With NHS reliant on third-party suppliers for services, the volume of electronic medical data travelling across them means healthcare organisations are facing unprecedented cyber risk.
The current situation
The healthcare sector handles some of the most private and sensitive personal data across its infrastructure, and patients have the right to expect that information will be protected. However, targeted breaches and data loss incidents are becoming more common, with the NHS suffering several high-profile incidents in as many years.
Healthcare organisations increasingly rely on suppliers and other third parties to facilitate billing, data management and infrastructure, clinical services, and the handling and processing of sensitive Personally Identifiable Information (PII), from National Insurance and financial records to patients’ conditions and diagnoses. With the volume of electronic medical data travelling across these potentially unsecured third parties, healthcare organisations are facing unprecedented risk from cyberattacks.
The NHS at risk
Most recently, Healthcare organisations have been attacked by cybercriminals seeking to exploit the Covid-19 pandemic, according to the National Cyber Security Centre (NCSC). The news follows action taken by the Secretary of State for Health and Social Care, Matt Hancock, giving the NCSC extra powers to obtain data from NHS IT systems.
The NCSC has said that many of the attacks have been in the form of “password-spraying” where hackers guess commonly used passwords in order to access accounts. NCSC has urged NHS staff and third-party suppliers to change all passwords to three randomly generated words to help protect systems. It has also advised that two-factor authentication should also be implemented to help reduce the threat from hackers.
Worryingly, this is not the first time the NHS has come under attack. The Wannacry attack in May 2017 crippled systems throughout the NHS & led to a series of reports, analyses and soul-searching from inside and outside the organisation. The attack, though effective, was relatively unsophisticated and the apparent ease at which it entered and spread throughout the organisation highlighted the vulnerabilities that remained within the NHS, with the health service’s old IT cited as a key factor
The huge media focus on the Wannacry attack almost masked some of the everyday issues impacting the NHS’ cybersecurity efforts. The ‘Orangeworm’ attack group has developed malware specifically to target healthcare organisations and its suppliers to steal valuable and sensitive data.

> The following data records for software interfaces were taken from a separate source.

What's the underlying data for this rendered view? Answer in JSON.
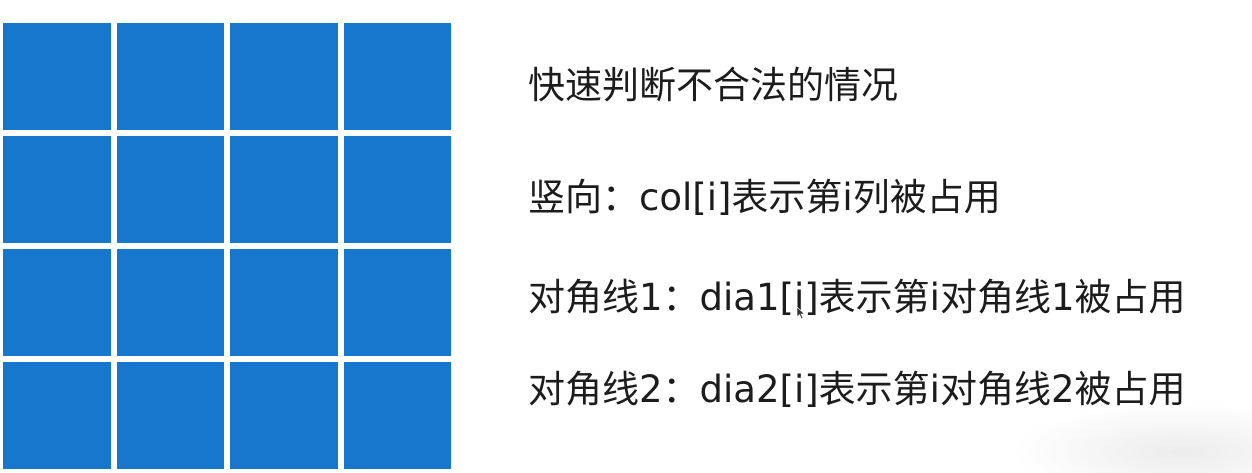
{
  "board": {
    "rows": 4,
    "cols": 4,
    "cell_color": "#1677cc"
  },
  "notes": {
    "title": "快速判断不合法的情况",
    "line1": "竖向：col[i]表示第i列被占用",
    "line2": "对角线1：dia1[i]表示第i对角线1被占用",
    "line3": "对角线2：dia2[i]表示第i对角线2被占用"
  },
  "icons": {
    "cursor": "mouse-cursor-icon"
  }
}
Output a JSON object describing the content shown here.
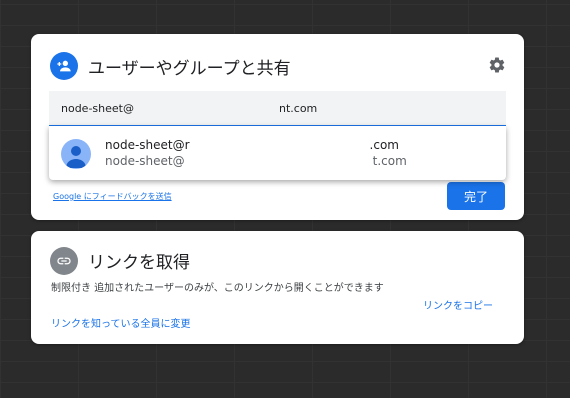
{
  "share_dialog": {
    "title": "ユーザーやグループと共有",
    "icon": "person-add-icon",
    "settings_icon": "gear-icon",
    "input": {
      "value_prefix": "node-sheet@",
      "value_suffix": "nt.com"
    },
    "suggestion": {
      "name_prefix": "node-sheet@r",
      "name_suffix": ".com",
      "email_prefix": "node-sheet@",
      "email_suffix": "t.com"
    },
    "feedback_link": "Google にフィードバックを送信",
    "done_button": "完了",
    "colors": {
      "accent": "#1a73e8",
      "header_icon_bg": "#1a73e8"
    }
  },
  "link_dialog": {
    "title": "リンクを取得",
    "icon": "link-icon",
    "description": "制限付き 追加されたユーザーのみが、このリンクから開くことができます",
    "change_link": "リンクを知っている全員に変更",
    "copy_link": "リンクをコピー",
    "colors": {
      "icon_bg": "#80868b"
    }
  }
}
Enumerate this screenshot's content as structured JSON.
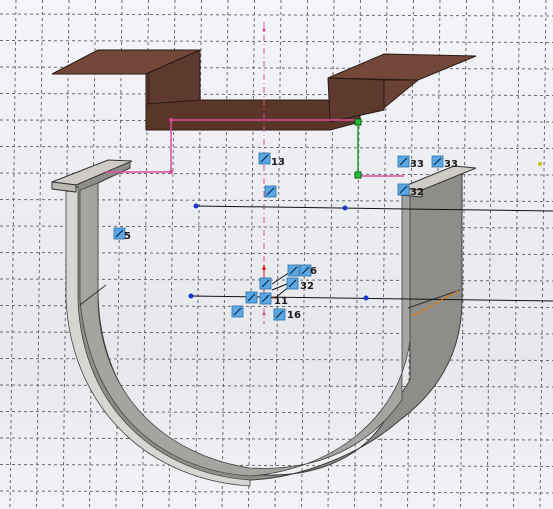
{
  "app": {
    "view": "sketch-3d-viewport"
  },
  "colors": {
    "grid": "#6b6b6b",
    "sheet_top": "#73483a",
    "sheet_front": "#5e3a2e",
    "sheet_side": "#4b2d23",
    "u_body": "#8f8d89",
    "u_edge": "#d8d6d2",
    "sketch_pink": "#e04c9c",
    "constraint_green": "#1f9a2f",
    "constraint_icon": "#5aa9e6",
    "blue_point": "#1838d0"
  },
  "relations": [
    {
      "id": "r13",
      "label": "13",
      "icon": "fix-icon"
    },
    {
      "id": "r33a",
      "label": "33",
      "icon": "parallel-icon"
    },
    {
      "id": "r33b",
      "label": "33",
      "icon": "parallel-icon"
    },
    {
      "id": "r32a",
      "label": "32",
      "icon": "horizontal-icon"
    },
    {
      "id": "r5",
      "label": "5",
      "icon": "vertical-icon"
    },
    {
      "id": "r6",
      "label": "6",
      "icon": "parallel-icon"
    },
    {
      "id": "r32b",
      "label": "32",
      "icon": "coincident-icon"
    },
    {
      "id": "r11",
      "label": "11",
      "icon": "fix-icon"
    },
    {
      "id": "r16",
      "label": "16",
      "icon": "vertical-icon"
    }
  ]
}
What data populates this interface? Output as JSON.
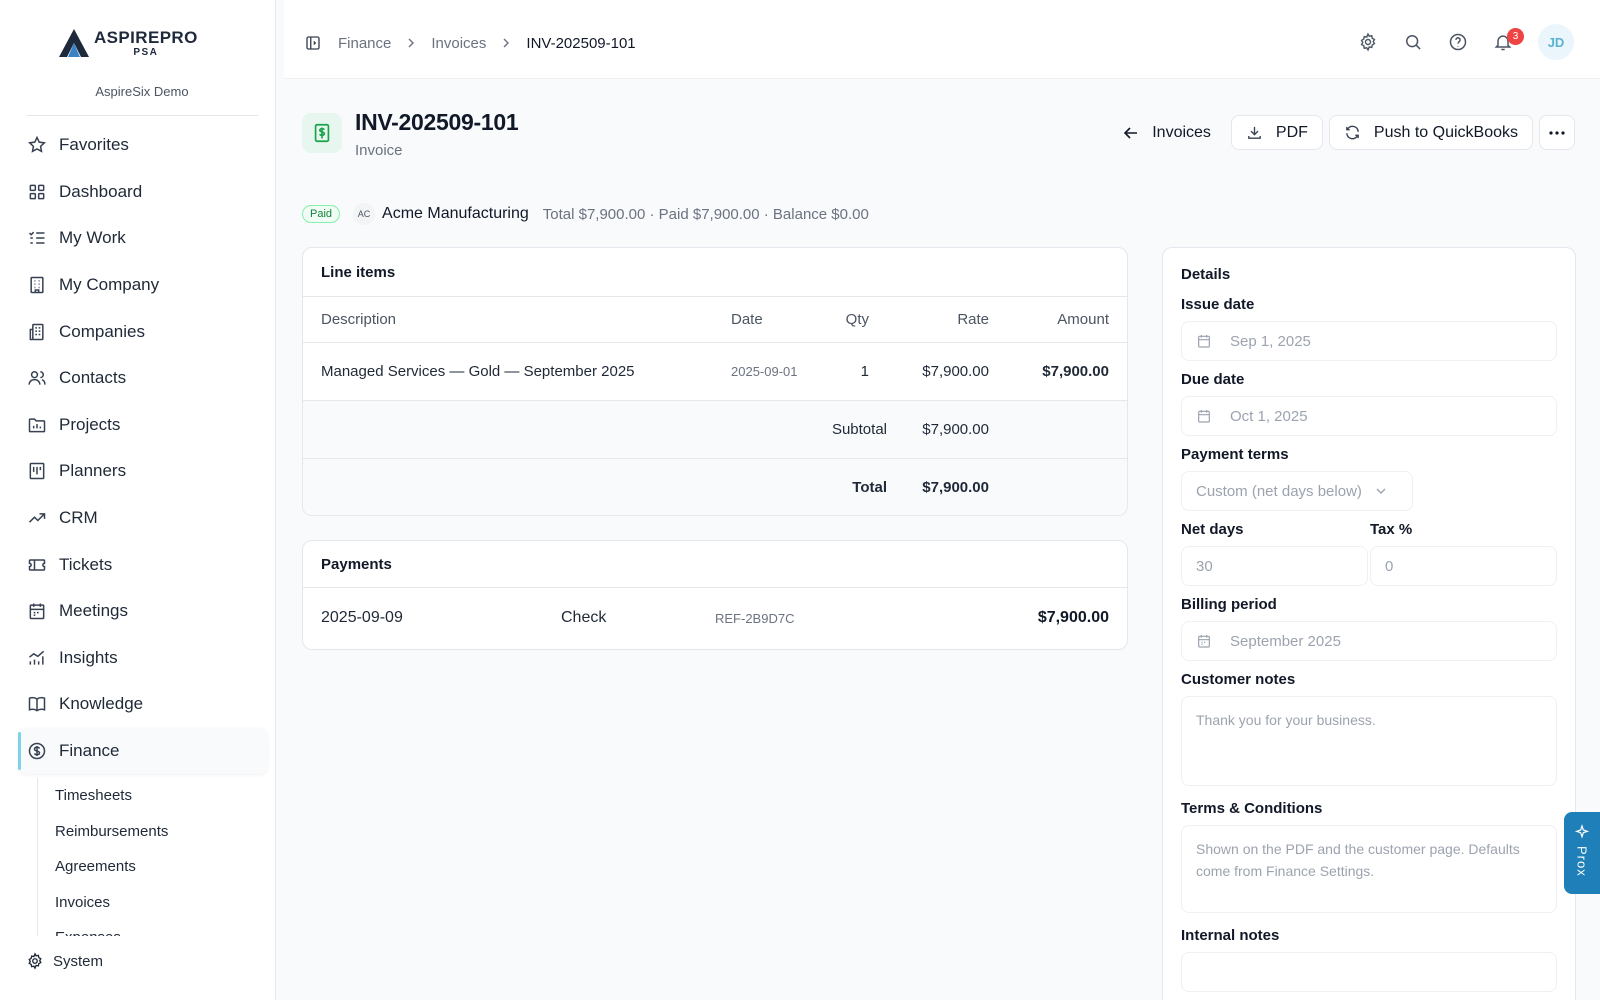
{
  "brand": {
    "name": "ASPIREPRO",
    "sub": "PSA",
    "tenant": "AspireSix Demo"
  },
  "sidebar": {
    "items": [
      {
        "label": "Favorites",
        "icon": "star-icon"
      },
      {
        "label": "Dashboard",
        "icon": "grid-icon"
      },
      {
        "label": "My Work",
        "icon": "list-check-icon"
      },
      {
        "label": "My Company",
        "icon": "building-icon"
      },
      {
        "label": "Companies",
        "icon": "buildings-icon"
      },
      {
        "label": "Contacts",
        "icon": "users-icon"
      },
      {
        "label": "Projects",
        "icon": "folder-icon"
      },
      {
        "label": "Planners",
        "icon": "kanban-icon"
      },
      {
        "label": "CRM",
        "icon": "trending-up-icon"
      },
      {
        "label": "Tickets",
        "icon": "ticket-icon"
      },
      {
        "label": "Meetings",
        "icon": "calendar-icon"
      },
      {
        "label": "Insights",
        "icon": "chart-icon"
      },
      {
        "label": "Knowledge",
        "icon": "book-icon"
      },
      {
        "label": "Finance",
        "icon": "dollar-circle-icon",
        "active": true
      }
    ],
    "finance_sub": [
      "Timesheets",
      "Reimbursements",
      "Agreements",
      "Invoices",
      "Expenses"
    ],
    "system": "System"
  },
  "topbar": {
    "breadcrumb": [
      "Finance",
      "Invoices",
      "INV-202509-101"
    ],
    "notifications_count": "3",
    "avatar_initials": "JD"
  },
  "page": {
    "title": "INV-202509-101",
    "subtitle": "Invoice",
    "back_label": "Invoices",
    "pdf_label": "PDF",
    "push_label": "Push to QuickBooks"
  },
  "meta": {
    "status": "Paid",
    "company_initials": "AC",
    "company": "Acme Manufacturing",
    "totals": "Total $7,900.00 · Paid $7,900.00 · Balance $0.00"
  },
  "line_items": {
    "title": "Line items",
    "columns": [
      "Description",
      "Date",
      "Qty",
      "Rate",
      "Amount"
    ],
    "rows": [
      {
        "description": "Managed Services — Gold — September 2025",
        "date": "2025-09-01",
        "qty": "1",
        "rate": "$7,900.00",
        "amount": "$7,900.00"
      }
    ],
    "subtotal_label": "Subtotal",
    "subtotal_value": "$7,900.00",
    "total_label": "Total",
    "total_value": "$7,900.00"
  },
  "payments": {
    "title": "Payments",
    "rows": [
      {
        "date": "2025-09-09",
        "method": "Check",
        "ref": "REF-2B9D7C",
        "amount": "$7,900.00"
      }
    ]
  },
  "details": {
    "title": "Details",
    "issue_date_label": "Issue date",
    "issue_date": "Sep 1, 2025",
    "due_date_label": "Due date",
    "due_date": "Oct 1, 2025",
    "payment_terms_label": "Payment terms",
    "payment_terms": "Custom (net days below)",
    "net_days_label": "Net days",
    "net_days": "30",
    "tax_label": "Tax %",
    "tax": "0",
    "billing_period_label": "Billing period",
    "billing_period": "September 2025",
    "customer_notes_label": "Customer notes",
    "customer_notes_placeholder": "Thank you for your business.",
    "terms_label": "Terms & Conditions",
    "terms_placeholder": "Shown on the PDF and the customer page. Defaults come from Finance Settings.",
    "internal_notes_label": "Internal notes"
  },
  "assistant": {
    "label": "Prox"
  },
  "colors": {
    "accent": "#1f7fb8",
    "paid_green": "#15803d",
    "badge_red": "#ef4444"
  }
}
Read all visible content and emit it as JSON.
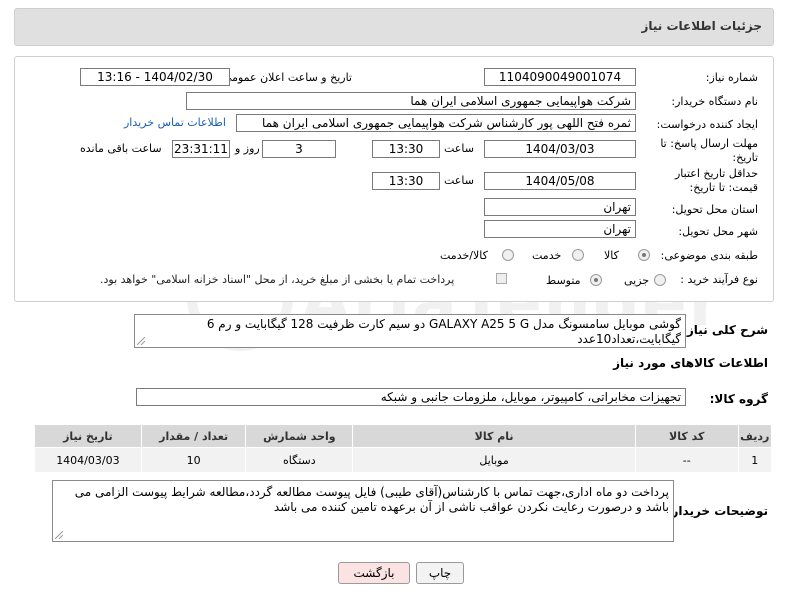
{
  "header": {
    "title": "جزئیات اطلاعات نیاز"
  },
  "fields": {
    "need_number_label": "شماره نیاز:",
    "need_number": "1104090049001074",
    "announce_label": "تاریخ و ساعت اعلان عمومی:",
    "announce_value": "1404/02/30 - 13:16",
    "buyer_org_label": "نام دستگاه خریدار:",
    "buyer_org": "شرکت هواپیمایی جمهوری اسلامی ایران هما",
    "requester_label": "ایجاد کننده درخواست:",
    "requester": "ثمره فتح اللهی پور کارشناس شرکت هواپیمایی جمهوری اسلامی ایران هما",
    "contact_link": "اطلاعات تماس خریدار",
    "deadline_label": "مهلت ارسال پاسخ: تا تاریخ:",
    "deadline_date": "1404/03/03",
    "time_label": "ساعت",
    "deadline_time": "13:30",
    "days_value": "3",
    "days_label": "روز و",
    "remaining_value": "23:31:11",
    "remaining_label": "ساعت باقی مانده",
    "validity_label": "حداقل تاریخ اعتبار قیمت: تا تاریخ:",
    "validity_date": "1404/05/08",
    "validity_time": "13:30",
    "province_label": "استان محل تحویل:",
    "province": "تهران",
    "city_label": "شهر محل تحویل:",
    "city": "تهران",
    "category_label": "طبقه بندی موضوعی:",
    "category_options": [
      "کالا",
      "خدمت",
      "کالا/خدمت"
    ],
    "process_label": "نوع فرآیند خرید :",
    "process_options": [
      "جزیی",
      "متوسط"
    ],
    "payment_note": "پرداخت تمام یا بخشی از مبلغ خرید، از محل \"اسناد خزانه اسلامی\" خواهد بود."
  },
  "description": {
    "label": "شرح کلی نیاز:",
    "text": "گوشی موبایل سامسونگ مدل GALAXY A25 5 G  دو سیم کارت ظرفیت 128 گیگابایت و رم 6 گیگابایت،تعداد10عدد"
  },
  "goods": {
    "section_title": "اطلاعات کالاهای مورد نیاز",
    "group_label": "گروه کالا:",
    "group_value": "تجهیزات مخابراتی، کامپیوتر، موبایل، ملزومات جانبی و شبکه",
    "columns": [
      "ردیف",
      "کد کالا",
      "نام کالا",
      "واحد شمارش",
      "تعداد / مقدار",
      "تاریخ نیاز"
    ],
    "rows": [
      {
        "row": "1",
        "code": "--",
        "name": "موبایل",
        "unit": "دستگاه",
        "qty": "10",
        "date": "1404/03/03"
      }
    ]
  },
  "buyer_notes": {
    "label": "توضیحات خریدار:",
    "text": "پرداخت دو ماه اداری،جهت تماس با کارشناس(آقای طیبی) فایل پیوست مطالعه گردد،مطالعه شرایط پیوست الزامی می باشد و درصورت رعایت نکردن عواقب ناشی از آن برعهده تامین کننده می باشد"
  },
  "buttons": {
    "print": "چاپ",
    "back": "بازگشت"
  },
  "colors": {
    "link": "#1a5fb4",
    "back_button_bg": "#fbe3e3"
  }
}
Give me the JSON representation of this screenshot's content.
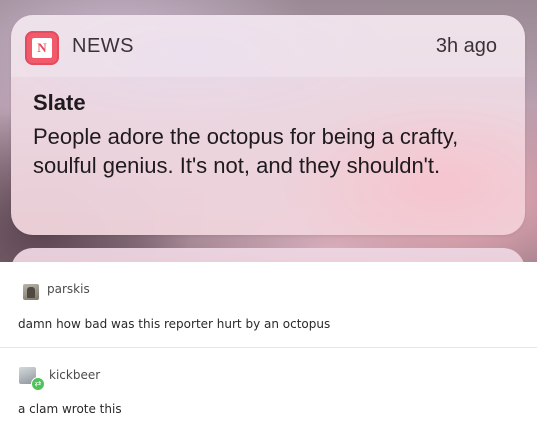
{
  "notification": {
    "app_name": "NEWS",
    "app_icon": "news-app-icon",
    "icon_glyph": "N",
    "time": "3h ago",
    "source": "Slate",
    "message": "People adore the octopus for being a crafty, soulful genius. It's not, and they shouldn't."
  },
  "comments": [
    {
      "username": "parskis",
      "text": "damn how bad was this reporter hurt by an octopus"
    },
    {
      "username": "kickbeer",
      "text": "a clam wrote this"
    }
  ],
  "colors": {
    "icon_red": "#f05a6b",
    "badge_green": "#4fc35b"
  }
}
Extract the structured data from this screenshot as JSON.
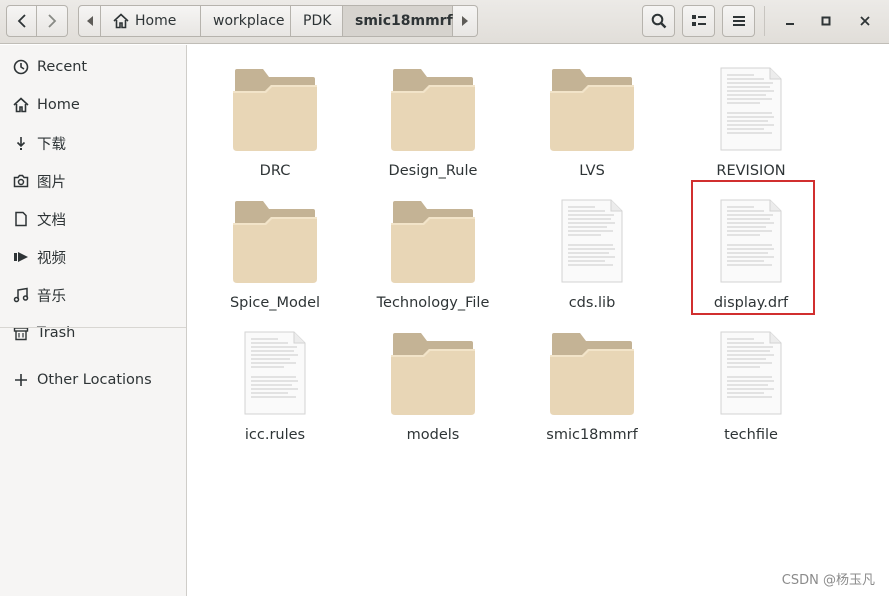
{
  "header": {
    "breadcrumbs": [
      {
        "label": "Home",
        "icon": "home-icon"
      },
      {
        "label": "workplace"
      },
      {
        "label": "PDK"
      },
      {
        "label": "smic18mmrf",
        "active": true
      }
    ]
  },
  "sidebar": {
    "items": [
      {
        "label": "Recent",
        "icon": "clock-icon"
      },
      {
        "label": "Home",
        "icon": "home-icon"
      },
      {
        "label": "下载",
        "icon": "download-icon"
      },
      {
        "label": "图片",
        "icon": "camera-icon"
      },
      {
        "label": "文档",
        "icon": "document-icon"
      },
      {
        "label": "视频",
        "icon": "video-icon"
      },
      {
        "label": "音乐",
        "icon": "music-icon"
      },
      {
        "label": "Trash",
        "icon": "trash-icon"
      },
      {
        "label": "Other Locations",
        "icon": "plus-icon"
      }
    ]
  },
  "files": [
    {
      "name": "DRC",
      "type": "folder"
    },
    {
      "name": "Design_Rule",
      "type": "folder"
    },
    {
      "name": "LVS",
      "type": "folder"
    },
    {
      "name": "REVISION",
      "type": "text-file"
    },
    {
      "name": "Spice_Model",
      "type": "folder"
    },
    {
      "name": "Technology_File",
      "type": "folder"
    },
    {
      "name": "cds.lib",
      "type": "text-file"
    },
    {
      "name": "display.drf",
      "type": "text-file",
      "highlighted": true
    },
    {
      "name": "icc.rules",
      "type": "text-file"
    },
    {
      "name": "models",
      "type": "folder"
    },
    {
      "name": "smic18mmrf",
      "type": "folder"
    },
    {
      "name": "techfile",
      "type": "text-file"
    }
  ],
  "colors": {
    "highlight": "#d12f2f",
    "folder_body": "#e8d6b6",
    "folder_tab": "#c4b395"
  },
  "watermark": "CSDN @杨玉凡"
}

In April 2018, NHS Trusts were issued with a ‘high severity’ cyber alert when 200 NHS devices connected to the internet were compromised – but 80 per cent of those Trusts who were contacted didn’t respond.
All of this is made more remarkable when one considers that despite the fact that the NHS is in the top five employers globally, its IT arm, NHS Digital, has only 18-20 cybersecurity experts monitoring and managing all of the devices and threats that fall under their umbrella.
The NHS, like many other organisations, have so far only prepared to invest up to a point in their cyber defences. Building the defensive walls slightly higher than they were at the time of the original attack is considered to be, by some, the best way of enhancing their defences. This, of course, does not consider the fact that hacker groups are often two or three steps ahead of defences at all times. Building your walls slightly higher and sitting beneath, hoping for the best, is no longer the right or most cost-effective approach.
Now is the time for NHS Trusts to act
With the Department for Health and Social Care extending its deadline for NHS Trusts to comply with its Data Protection and Security Toolkit (DPST) to the 30th September, now is the time for Trusts to act, demonstrating GDPR compliance and protecting their infrastructure. However, It is understood that for many Trusts, this will be a very new process.
NHS Trusts need to look towards agile IT and Software providers who can help them to become cyber secure. Through the use of privileged access management, Trusts can certify that all employees are adhering to specific rules when creating passwords. This seemingly simple feature plays a big role in safeguarding the NHS network.
Privileged access management strengthens the overall security of a system. Providing individual accountability for all privileged users alongside gaining the ability to review privileged sessions is an invaluable asset. Implementing strong privileged access controls provides the ability to monitor actions and enables potential threats to be pinpointed easily. In the long term, your business becomes compliant, secure and efficient when it comes to monitoring, identifying and mitigating cyber security risks.
Privileged access management can be deployed on-premises or on the Microsoft Azure cloud and works across the entire hybrid infrastructure to secure and manage all types of privileged accounts. The solution provides intelligent workflows to ease administration and uses smart analytics to create baselines of usual user behaviour that can be monitored to detect when an account may have been compromised. To identify and manage privileged accounts effectively without sending cost and complexity spiralling out of control, an automated approach is critical.